Copy the records below exactly, leaving out any pictures.

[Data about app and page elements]
== == ==

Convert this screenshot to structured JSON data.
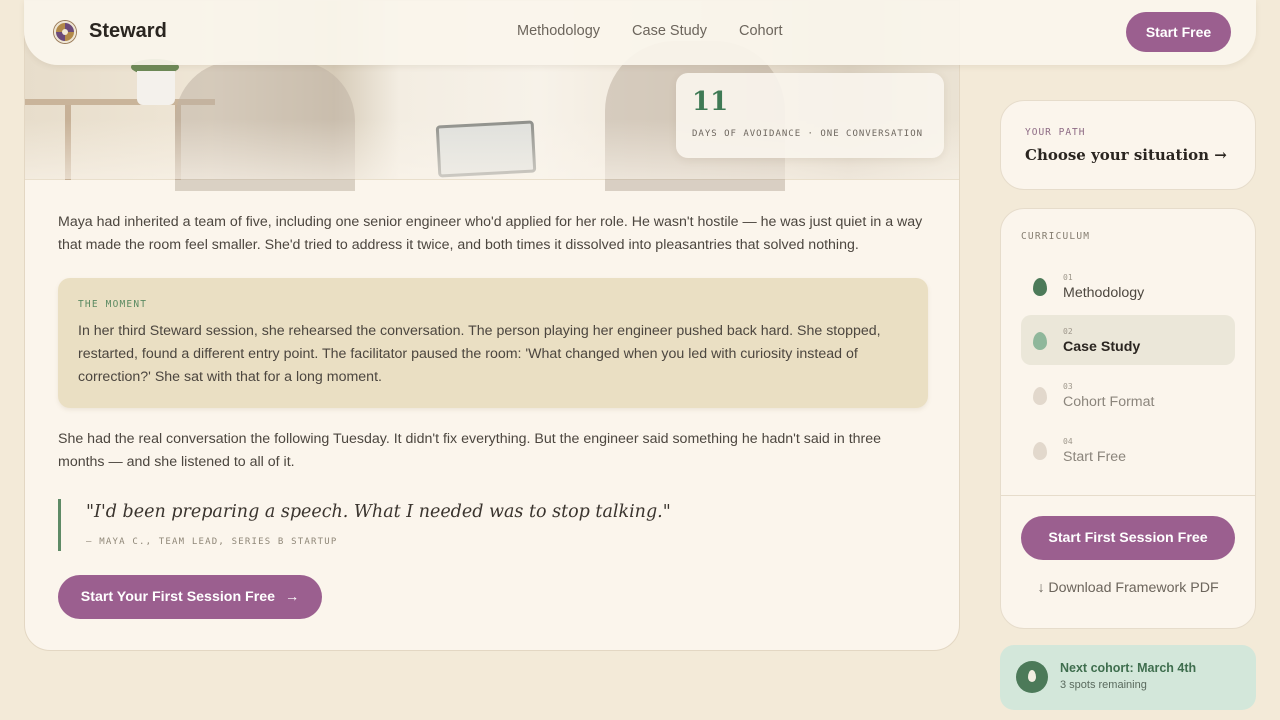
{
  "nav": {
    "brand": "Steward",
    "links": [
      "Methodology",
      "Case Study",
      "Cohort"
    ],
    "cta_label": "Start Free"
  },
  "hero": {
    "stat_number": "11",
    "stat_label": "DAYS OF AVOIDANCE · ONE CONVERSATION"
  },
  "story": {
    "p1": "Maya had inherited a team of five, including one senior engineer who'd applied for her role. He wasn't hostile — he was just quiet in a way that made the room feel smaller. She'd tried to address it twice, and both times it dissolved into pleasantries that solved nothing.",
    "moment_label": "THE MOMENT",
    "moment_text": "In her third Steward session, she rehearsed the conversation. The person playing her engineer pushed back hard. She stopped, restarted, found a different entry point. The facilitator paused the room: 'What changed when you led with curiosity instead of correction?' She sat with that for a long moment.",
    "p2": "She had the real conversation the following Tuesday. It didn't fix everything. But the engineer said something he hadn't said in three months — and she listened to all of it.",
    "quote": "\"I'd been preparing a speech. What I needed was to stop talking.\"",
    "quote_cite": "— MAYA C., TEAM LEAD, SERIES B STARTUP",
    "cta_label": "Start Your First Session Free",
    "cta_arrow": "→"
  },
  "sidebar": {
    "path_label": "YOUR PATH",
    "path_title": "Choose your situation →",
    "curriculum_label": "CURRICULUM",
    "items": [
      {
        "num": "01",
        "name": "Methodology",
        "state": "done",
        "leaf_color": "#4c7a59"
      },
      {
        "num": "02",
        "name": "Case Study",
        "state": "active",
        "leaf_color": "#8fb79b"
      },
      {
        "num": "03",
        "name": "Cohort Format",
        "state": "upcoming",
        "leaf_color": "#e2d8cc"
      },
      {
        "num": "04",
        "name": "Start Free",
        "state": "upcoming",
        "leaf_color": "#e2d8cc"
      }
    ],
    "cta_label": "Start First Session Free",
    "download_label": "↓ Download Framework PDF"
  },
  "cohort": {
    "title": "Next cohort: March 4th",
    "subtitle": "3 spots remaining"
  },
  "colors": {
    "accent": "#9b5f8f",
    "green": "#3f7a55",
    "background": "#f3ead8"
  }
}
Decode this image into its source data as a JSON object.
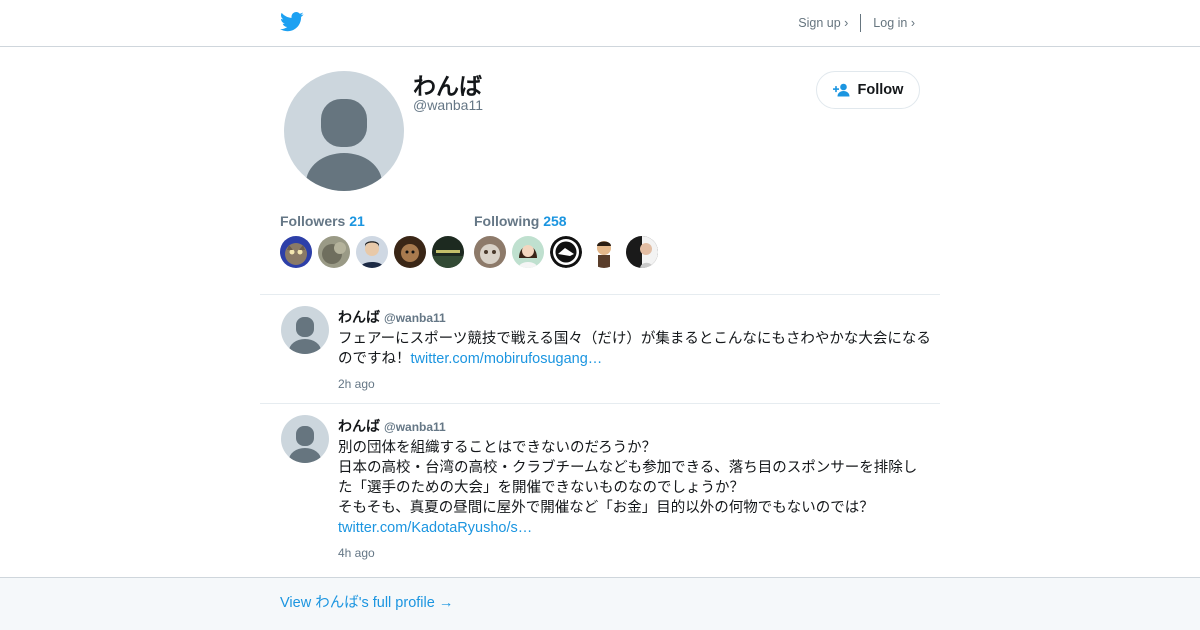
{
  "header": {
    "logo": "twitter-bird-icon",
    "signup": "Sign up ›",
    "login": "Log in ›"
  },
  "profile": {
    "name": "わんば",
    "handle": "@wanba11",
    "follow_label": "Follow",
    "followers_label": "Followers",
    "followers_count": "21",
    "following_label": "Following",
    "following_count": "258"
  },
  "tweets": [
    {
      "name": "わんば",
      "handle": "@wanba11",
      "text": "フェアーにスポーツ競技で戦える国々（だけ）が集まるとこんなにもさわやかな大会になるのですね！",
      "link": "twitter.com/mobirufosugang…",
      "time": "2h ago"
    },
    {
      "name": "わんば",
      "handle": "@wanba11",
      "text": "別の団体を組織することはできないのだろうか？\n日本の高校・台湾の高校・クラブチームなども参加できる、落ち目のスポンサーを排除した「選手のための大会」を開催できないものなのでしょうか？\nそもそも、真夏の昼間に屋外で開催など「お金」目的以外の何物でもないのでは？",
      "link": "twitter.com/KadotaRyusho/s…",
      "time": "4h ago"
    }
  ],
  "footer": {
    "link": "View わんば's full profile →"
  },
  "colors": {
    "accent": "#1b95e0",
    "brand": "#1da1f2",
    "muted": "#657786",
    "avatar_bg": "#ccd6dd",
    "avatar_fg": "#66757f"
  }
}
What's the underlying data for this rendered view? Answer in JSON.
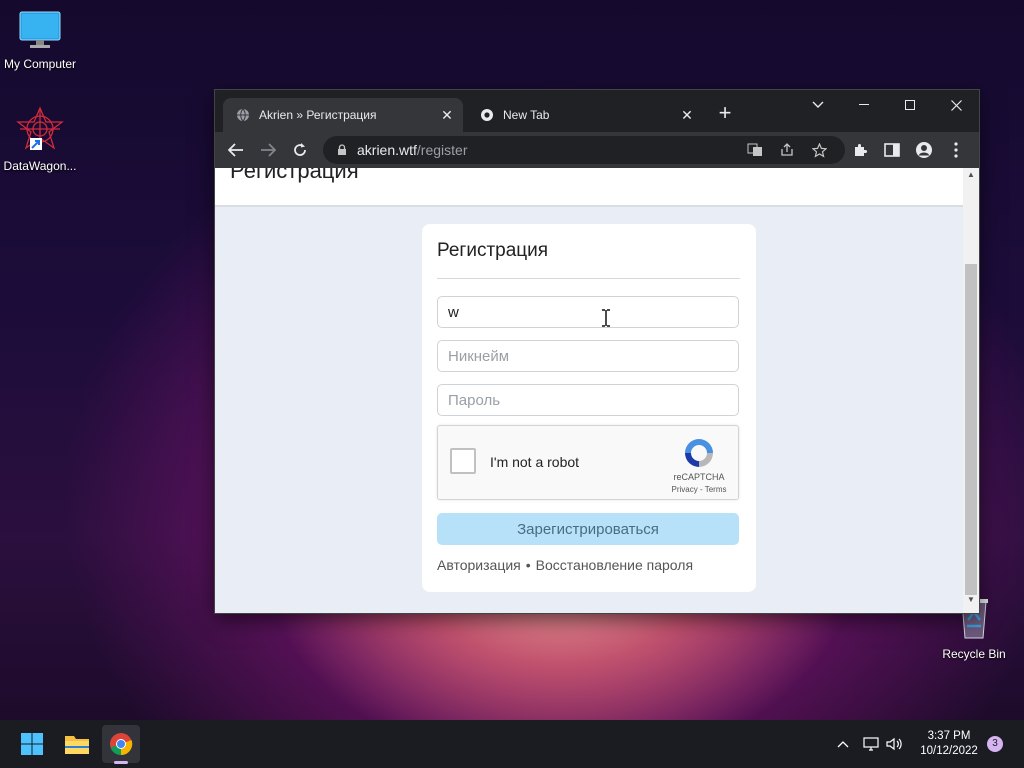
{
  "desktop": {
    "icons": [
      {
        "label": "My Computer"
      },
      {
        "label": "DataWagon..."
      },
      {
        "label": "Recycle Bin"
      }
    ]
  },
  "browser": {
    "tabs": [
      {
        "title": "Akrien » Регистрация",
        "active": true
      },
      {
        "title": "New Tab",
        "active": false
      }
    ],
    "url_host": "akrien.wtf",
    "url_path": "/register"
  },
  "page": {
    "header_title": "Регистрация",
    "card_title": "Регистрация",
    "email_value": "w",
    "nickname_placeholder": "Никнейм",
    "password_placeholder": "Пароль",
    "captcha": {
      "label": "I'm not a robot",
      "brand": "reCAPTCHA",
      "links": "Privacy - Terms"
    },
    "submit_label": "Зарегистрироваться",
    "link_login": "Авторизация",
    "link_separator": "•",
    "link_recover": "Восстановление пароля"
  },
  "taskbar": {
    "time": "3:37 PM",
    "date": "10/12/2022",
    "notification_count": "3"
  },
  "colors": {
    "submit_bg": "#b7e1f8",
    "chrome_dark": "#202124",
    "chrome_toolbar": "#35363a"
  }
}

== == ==

_Response to the task_
Convert this screenshot to structured JSON data.
{
  "nav": {
    "brand": "Steward",
    "links": [
      "Methodology",
      "Case Study",
      "Cohort"
    ],
    "cta_label": "Start Free"
  },
  "hero": {
    "stat_number": "11",
    "stat_label": "DAYS OF AVOIDANCE · ONE CONVERSATION"
  },
  "story": {
    "p1": "Maya had inherited a team of five, including one senior engineer who'd applied for her role. He wasn't hostile — he was just quiet in a way that made the room feel smaller. She'd tried to address it twice, and both times it dissolved into pleasantries that solved nothing.",
    "moment_label": "THE MOMENT",
    "moment_text": "In her third Steward session, she rehearsed the conversation. The person playing her engineer pushed back hard. She stopped, restarted, found a different entry point. The facilitator paused the room: 'What changed when you led with curiosity instead of correction?' She sat with that for a long moment.",
    "p2": "She had the real conversation the following Tuesday. It didn't fix everything. But the engineer said something he hadn't said in three months — and she listened to all of it.",
    "quote": "\"I'd been preparing a speech. What I needed was to stop talking.\"",
    "quote_cite": "— MAYA C., TEAM LEAD, SERIES B STARTUP",
    "cta_label": "Start Your First Session Free",
    "cta_arrow": "→"
  },
  "sidebar": {
    "path_label": "YOUR PATH",
    "path_title": "Choose your situation →",
    "curriculum_label": "CURRICULUM",
    "items": [
      {
        "num": "01",
        "name": "Methodology",
        "state": "done",
        "leaf_color": "#4c7a59"
      },
      {
        "num": "02",
        "name": "Case Study",
        "state": "active",
        "leaf_color": "#8fb79b"
      },
      {
        "num": "03",
        "name": "Cohort Format",
        "state": "upcoming",
        "leaf_color": "#e2d8cc"
      },
      {
        "num": "04",
        "name": "Start Free",
        "state": "upcoming",
        "leaf_color": "#e2d8cc"
      }
    ],
    "cta_label": "Start First Session Free",
    "download_label": "↓ Download Framework PDF"
  },
  "cohort": {
    "title": "Next cohort: March 4th",
    "subtitle": "3 spots remaining"
  },
  "colors": {
    "accent": "#9b5f8f",
    "green": "#3f7a55",
    "background": "#f3ead8"
  }
}
Decode this image into its source data as a JSON object.
{
  "header": {
    "logo": "twitter-bird-icon",
    "signup": "Sign up ›",
    "login": "Log in ›"
  },
  "profile": {
    "name": "わんば",
    "handle": "@wanba11",
    "follow_label": "Follow",
    "followers_label": "Followers",
    "followers_count": "21",
    "following_label": "Following",
    "following_count": "258"
  },
  "tweets": [
    {
      "name": "わんば",
      "handle": "@wanba11",
      "text": "フェアーにスポーツ競技で戦える国々（だけ）が集まるとこんなにもさわやかな大会になるのですね！",
      "link": "twitter.com/mobirufosugang…",
      "time": "2h ago"
    },
    {
      "name": "わんば",
      "handle": "@wanba11",
      "text": "別の団体を組織することはできないのだろうか？\n日本の高校・台湾の高校・クラブチームなども参加できる、落ち目のスポンサーを排除した「選手のための大会」を開催できないものなのでしょうか？\nそもそも、真夏の昼間に屋外で開催など「お金」目的以外の何物でもないのでは？",
      "link": "twitter.com/KadotaRyusho/s…",
      "time": "4h ago"
    }
  ],
  "footer": {
    "link": "View わんば's full profile →"
  },
  "colors": {
    "accent": "#1b95e0",
    "brand": "#1da1f2",
    "muted": "#657786",
    "avatar_bg": "#ccd6dd",
    "avatar_fg": "#66757f"
  }
}
What's the underlying data for this rendered view? Answer in JSON.
{
  "desktop": {
    "icons": [
      {
        "label": "My Computer"
      },
      {
        "label": "DataWagon..."
      },
      {
        "label": "Recycle Bin"
      }
    ]
  },
  "browser": {
    "tabs": [
      {
        "title": "Akrien » Регистрация",
        "active": true
      },
      {
        "title": "New Tab",
        "active": false
      }
    ],
    "url_host": "akrien.wtf",
    "url_path": "/register"
  },
  "page": {
    "header_title": "Регистрация",
    "card_title": "Регистрация",
    "email_value": "w",
    "nickname_placeholder": "Никнейм",
    "password_placeholder": "Пароль",
    "captcha": {
      "label": "I'm not a robot",
      "brand": "reCAPTCHA",
      "links": "Privacy - Terms"
    },
    "submit_label": "Зарегистрироваться",
    "link_login": "Авторизация",
    "link_separator": "•",
    "link_recover": "Восстановление пароля"
  },
  "taskbar": {
    "time": "3:37 PM",
    "date": "10/12/2022",
    "notification_count": "3"
  },
  "colors": {
    "submit_bg": "#b7e1f8",
    "chrome_dark": "#202124",
    "chrome_toolbar": "#35363a"
  }
}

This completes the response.